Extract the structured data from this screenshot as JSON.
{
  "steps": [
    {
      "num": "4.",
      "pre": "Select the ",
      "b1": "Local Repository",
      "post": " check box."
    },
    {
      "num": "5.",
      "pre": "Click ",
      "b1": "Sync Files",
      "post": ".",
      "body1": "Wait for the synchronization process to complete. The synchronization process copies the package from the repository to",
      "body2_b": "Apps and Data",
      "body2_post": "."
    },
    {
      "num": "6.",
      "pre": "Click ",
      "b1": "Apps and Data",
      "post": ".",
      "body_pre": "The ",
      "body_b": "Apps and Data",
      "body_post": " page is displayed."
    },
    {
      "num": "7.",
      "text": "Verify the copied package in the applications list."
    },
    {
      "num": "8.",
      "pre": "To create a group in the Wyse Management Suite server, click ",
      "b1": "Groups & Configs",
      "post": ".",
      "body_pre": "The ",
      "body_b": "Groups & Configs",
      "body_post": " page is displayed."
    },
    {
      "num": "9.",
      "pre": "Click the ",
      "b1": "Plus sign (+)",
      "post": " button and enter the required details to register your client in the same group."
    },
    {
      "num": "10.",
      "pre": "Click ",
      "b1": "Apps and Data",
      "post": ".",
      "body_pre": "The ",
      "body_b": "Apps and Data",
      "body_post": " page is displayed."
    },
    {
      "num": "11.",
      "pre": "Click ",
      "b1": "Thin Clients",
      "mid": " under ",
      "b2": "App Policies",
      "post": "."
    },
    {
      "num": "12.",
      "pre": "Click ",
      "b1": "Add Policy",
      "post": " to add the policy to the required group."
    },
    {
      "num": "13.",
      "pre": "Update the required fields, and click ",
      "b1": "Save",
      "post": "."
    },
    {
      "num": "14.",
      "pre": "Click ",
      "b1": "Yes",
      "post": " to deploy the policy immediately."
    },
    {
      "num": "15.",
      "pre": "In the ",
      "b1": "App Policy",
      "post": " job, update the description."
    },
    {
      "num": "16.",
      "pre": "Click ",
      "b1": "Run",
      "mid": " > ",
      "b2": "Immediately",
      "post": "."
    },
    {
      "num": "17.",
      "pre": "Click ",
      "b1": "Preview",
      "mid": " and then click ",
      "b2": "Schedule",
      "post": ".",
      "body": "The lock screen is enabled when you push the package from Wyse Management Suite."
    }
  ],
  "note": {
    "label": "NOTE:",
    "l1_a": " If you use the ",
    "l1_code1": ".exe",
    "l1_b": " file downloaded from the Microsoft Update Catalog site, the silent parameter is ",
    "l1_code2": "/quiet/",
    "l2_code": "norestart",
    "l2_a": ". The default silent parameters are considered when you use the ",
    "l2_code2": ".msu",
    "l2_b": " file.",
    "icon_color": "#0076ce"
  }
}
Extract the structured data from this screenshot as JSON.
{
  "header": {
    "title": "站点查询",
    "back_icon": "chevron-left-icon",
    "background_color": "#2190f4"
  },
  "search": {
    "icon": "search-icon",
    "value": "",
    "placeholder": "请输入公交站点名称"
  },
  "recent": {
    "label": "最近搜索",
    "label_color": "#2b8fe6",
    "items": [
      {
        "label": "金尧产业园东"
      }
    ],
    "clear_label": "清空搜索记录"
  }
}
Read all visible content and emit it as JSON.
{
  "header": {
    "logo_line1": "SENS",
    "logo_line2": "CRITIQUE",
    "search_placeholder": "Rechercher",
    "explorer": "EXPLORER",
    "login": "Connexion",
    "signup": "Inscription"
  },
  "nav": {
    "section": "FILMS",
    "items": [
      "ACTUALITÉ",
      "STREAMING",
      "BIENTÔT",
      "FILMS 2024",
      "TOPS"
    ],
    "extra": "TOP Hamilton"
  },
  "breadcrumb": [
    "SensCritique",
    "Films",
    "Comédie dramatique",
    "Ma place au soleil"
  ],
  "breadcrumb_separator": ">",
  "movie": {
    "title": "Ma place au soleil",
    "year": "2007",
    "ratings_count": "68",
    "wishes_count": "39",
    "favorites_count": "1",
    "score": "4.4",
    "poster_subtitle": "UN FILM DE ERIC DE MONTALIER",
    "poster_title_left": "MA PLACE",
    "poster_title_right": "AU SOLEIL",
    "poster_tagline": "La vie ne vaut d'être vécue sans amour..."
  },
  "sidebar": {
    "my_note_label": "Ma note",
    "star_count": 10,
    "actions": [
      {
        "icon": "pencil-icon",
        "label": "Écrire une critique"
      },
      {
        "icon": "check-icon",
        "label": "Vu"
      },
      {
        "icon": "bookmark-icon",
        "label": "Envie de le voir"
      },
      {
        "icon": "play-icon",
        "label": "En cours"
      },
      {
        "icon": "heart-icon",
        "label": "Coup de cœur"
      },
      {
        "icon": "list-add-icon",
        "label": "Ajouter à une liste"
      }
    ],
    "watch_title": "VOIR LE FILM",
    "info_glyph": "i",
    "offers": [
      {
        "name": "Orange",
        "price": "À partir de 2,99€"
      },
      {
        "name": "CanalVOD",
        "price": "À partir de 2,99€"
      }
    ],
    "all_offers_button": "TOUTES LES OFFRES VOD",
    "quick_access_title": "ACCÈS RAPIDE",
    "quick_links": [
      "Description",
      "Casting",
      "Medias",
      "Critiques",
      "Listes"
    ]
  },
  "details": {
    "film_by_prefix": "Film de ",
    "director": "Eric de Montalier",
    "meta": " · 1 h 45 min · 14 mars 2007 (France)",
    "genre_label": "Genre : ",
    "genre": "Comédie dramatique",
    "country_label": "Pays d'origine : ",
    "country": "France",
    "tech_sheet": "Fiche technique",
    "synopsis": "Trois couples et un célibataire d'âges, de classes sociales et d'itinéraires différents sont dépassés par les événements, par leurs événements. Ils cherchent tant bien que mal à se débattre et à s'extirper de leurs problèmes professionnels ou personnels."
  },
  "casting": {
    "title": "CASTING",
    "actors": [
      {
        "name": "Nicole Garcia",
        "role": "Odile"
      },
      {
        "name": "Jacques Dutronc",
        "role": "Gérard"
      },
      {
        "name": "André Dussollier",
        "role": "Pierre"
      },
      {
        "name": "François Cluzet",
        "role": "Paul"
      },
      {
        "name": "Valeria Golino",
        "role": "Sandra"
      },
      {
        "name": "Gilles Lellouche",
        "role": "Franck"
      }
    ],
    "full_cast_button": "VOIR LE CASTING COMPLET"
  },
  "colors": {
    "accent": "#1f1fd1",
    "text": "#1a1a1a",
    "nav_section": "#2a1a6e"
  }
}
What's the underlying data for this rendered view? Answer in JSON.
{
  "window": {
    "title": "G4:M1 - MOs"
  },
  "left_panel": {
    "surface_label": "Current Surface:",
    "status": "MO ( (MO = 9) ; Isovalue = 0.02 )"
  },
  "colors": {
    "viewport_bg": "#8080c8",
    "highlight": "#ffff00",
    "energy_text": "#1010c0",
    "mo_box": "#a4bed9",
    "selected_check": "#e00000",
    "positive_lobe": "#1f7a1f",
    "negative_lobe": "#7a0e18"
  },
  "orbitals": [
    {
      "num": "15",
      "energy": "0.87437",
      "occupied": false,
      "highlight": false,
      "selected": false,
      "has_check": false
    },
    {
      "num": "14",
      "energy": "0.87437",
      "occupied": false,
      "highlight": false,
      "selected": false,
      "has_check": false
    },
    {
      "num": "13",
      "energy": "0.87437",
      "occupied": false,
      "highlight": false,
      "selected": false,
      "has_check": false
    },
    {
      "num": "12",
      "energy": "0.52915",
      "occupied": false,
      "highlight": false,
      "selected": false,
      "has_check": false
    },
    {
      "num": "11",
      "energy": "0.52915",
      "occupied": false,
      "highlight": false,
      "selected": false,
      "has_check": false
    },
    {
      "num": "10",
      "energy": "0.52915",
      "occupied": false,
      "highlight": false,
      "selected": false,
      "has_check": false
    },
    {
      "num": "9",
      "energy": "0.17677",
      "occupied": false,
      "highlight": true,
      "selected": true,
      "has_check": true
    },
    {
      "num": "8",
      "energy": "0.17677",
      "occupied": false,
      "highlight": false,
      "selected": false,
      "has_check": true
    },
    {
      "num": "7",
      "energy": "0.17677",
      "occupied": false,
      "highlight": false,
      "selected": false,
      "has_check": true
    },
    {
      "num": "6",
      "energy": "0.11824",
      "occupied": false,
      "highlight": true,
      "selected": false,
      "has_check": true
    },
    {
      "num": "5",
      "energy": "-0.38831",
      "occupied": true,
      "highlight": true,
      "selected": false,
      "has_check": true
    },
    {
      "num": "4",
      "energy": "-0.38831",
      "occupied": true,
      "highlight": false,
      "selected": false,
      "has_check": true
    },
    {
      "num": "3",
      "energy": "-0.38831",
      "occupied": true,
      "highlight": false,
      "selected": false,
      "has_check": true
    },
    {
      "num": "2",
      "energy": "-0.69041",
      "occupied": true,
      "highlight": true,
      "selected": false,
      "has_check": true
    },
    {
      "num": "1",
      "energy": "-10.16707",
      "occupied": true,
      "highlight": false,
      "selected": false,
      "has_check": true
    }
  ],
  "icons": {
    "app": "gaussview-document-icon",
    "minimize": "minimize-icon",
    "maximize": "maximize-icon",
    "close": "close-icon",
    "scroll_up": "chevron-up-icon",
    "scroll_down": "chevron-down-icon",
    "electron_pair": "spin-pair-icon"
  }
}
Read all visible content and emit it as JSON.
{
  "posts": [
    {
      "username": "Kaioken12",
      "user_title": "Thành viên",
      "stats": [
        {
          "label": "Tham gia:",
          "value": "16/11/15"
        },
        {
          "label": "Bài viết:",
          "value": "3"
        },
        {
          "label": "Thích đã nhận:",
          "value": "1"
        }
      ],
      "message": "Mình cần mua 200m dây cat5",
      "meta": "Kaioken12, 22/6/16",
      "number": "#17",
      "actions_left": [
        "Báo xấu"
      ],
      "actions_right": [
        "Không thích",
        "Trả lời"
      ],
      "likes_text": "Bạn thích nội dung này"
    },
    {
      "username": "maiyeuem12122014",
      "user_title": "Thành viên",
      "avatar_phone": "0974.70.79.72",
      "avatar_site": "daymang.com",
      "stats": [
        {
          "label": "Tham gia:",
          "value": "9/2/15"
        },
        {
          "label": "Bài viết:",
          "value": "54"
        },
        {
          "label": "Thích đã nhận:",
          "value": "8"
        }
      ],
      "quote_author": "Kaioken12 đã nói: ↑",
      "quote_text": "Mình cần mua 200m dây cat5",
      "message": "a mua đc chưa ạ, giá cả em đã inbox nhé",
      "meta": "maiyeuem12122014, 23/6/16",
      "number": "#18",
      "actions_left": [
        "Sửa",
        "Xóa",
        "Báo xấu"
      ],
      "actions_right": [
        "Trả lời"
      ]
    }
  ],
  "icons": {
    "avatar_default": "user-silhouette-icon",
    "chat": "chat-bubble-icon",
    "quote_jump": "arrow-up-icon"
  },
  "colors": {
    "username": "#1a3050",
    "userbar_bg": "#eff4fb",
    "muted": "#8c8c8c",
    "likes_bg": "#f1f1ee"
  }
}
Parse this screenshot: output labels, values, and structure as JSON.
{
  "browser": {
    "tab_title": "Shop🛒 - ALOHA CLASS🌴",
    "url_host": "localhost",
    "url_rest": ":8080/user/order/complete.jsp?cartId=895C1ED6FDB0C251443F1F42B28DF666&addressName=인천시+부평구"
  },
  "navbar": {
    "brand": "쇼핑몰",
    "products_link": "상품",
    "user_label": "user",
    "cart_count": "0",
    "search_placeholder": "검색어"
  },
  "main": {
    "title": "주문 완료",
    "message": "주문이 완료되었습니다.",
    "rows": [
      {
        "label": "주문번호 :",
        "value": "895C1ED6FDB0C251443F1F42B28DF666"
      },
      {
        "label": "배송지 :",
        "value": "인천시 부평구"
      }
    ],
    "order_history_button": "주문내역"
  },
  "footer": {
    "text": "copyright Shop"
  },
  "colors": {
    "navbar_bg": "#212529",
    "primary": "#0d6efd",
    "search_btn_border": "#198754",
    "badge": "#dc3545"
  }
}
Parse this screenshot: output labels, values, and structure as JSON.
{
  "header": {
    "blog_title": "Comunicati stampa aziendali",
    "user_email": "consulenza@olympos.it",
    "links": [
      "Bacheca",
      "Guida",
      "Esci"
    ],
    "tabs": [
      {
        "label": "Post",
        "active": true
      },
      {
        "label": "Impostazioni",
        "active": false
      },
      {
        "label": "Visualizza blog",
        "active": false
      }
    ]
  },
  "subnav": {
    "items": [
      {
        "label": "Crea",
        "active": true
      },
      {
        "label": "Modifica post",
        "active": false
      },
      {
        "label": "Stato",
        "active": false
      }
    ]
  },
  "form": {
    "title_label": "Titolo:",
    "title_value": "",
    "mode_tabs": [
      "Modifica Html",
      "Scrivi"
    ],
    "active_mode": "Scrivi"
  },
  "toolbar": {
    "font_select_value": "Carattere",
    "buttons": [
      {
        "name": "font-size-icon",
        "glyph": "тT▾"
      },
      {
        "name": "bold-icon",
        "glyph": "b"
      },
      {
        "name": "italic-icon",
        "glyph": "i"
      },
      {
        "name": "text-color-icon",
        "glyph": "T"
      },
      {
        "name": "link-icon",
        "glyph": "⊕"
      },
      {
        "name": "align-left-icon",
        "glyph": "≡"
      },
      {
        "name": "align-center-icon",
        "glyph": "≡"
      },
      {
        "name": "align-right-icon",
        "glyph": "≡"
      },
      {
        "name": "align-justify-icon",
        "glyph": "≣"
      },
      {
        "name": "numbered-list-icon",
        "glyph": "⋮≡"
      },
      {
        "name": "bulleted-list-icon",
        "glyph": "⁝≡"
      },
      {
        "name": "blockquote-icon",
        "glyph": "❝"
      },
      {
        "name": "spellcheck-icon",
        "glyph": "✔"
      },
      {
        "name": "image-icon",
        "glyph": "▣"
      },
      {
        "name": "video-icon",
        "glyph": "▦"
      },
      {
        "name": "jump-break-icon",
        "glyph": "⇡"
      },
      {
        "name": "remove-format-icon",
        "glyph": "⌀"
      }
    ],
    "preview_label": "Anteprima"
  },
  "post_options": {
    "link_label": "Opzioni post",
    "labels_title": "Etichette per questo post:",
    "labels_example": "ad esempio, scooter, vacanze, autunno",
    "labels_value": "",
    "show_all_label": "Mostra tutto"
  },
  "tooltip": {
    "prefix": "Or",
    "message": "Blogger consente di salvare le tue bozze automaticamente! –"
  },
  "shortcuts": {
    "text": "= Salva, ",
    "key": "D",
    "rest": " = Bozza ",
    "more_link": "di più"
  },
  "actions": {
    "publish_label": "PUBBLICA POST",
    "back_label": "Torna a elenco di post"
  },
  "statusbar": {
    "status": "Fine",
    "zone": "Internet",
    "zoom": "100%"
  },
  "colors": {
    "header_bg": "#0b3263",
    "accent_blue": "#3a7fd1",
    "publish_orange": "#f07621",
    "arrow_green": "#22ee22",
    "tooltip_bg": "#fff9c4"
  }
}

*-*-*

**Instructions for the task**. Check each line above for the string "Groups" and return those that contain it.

**Solution**.
      "b1": "Groups & Configs",
      "body_b": "Groups & Configs",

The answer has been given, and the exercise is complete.